Task details —
From the entries below, return every line that includes the word "this".

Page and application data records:
==*==

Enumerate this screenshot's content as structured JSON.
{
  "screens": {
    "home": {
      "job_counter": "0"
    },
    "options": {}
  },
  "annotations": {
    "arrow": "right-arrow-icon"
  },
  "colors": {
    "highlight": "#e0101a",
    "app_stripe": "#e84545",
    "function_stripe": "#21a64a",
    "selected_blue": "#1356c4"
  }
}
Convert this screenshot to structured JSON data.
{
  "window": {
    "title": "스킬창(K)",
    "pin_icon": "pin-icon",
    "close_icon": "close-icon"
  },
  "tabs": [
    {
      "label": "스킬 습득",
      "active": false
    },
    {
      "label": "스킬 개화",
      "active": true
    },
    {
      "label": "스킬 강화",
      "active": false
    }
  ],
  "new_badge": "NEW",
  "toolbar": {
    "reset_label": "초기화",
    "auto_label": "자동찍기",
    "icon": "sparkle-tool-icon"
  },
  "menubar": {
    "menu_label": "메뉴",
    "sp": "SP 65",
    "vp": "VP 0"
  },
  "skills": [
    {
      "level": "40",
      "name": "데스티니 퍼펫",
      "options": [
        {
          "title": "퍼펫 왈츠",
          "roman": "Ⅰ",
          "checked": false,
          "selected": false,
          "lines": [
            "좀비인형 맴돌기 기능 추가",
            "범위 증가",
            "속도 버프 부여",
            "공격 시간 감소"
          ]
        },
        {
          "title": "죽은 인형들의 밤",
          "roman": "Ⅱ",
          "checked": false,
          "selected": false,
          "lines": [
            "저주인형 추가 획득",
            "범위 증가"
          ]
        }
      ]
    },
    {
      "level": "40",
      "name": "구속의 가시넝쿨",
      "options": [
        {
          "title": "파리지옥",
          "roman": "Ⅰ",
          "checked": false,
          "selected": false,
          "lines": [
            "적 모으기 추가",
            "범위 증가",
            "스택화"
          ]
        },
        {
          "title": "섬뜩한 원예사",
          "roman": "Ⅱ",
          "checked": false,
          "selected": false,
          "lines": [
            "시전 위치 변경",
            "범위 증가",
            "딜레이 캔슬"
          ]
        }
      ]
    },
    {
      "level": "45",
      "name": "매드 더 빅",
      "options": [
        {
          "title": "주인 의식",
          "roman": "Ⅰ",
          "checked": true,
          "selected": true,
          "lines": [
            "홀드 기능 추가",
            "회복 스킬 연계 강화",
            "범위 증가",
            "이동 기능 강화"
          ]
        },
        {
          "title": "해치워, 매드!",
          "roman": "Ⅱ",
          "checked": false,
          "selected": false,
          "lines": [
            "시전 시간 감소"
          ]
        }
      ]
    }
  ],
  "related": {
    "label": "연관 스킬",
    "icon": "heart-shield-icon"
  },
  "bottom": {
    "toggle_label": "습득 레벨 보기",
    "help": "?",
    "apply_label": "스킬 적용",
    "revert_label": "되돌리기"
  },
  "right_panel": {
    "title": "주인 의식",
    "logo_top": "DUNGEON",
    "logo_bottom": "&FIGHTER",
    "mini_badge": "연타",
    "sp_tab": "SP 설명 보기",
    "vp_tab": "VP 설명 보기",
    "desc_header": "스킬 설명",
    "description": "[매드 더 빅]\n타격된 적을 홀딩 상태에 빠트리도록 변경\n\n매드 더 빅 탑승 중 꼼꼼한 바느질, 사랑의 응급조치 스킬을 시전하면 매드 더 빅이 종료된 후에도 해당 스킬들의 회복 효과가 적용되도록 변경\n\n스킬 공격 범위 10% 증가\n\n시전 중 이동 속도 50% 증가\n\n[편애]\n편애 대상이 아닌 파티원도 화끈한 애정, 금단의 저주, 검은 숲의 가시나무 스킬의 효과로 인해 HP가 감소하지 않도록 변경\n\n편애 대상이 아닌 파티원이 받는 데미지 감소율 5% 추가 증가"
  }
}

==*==

Response to the task —
Enumerate this screenshot's content as structured JSON.
Convert this screenshot to structured JSON data.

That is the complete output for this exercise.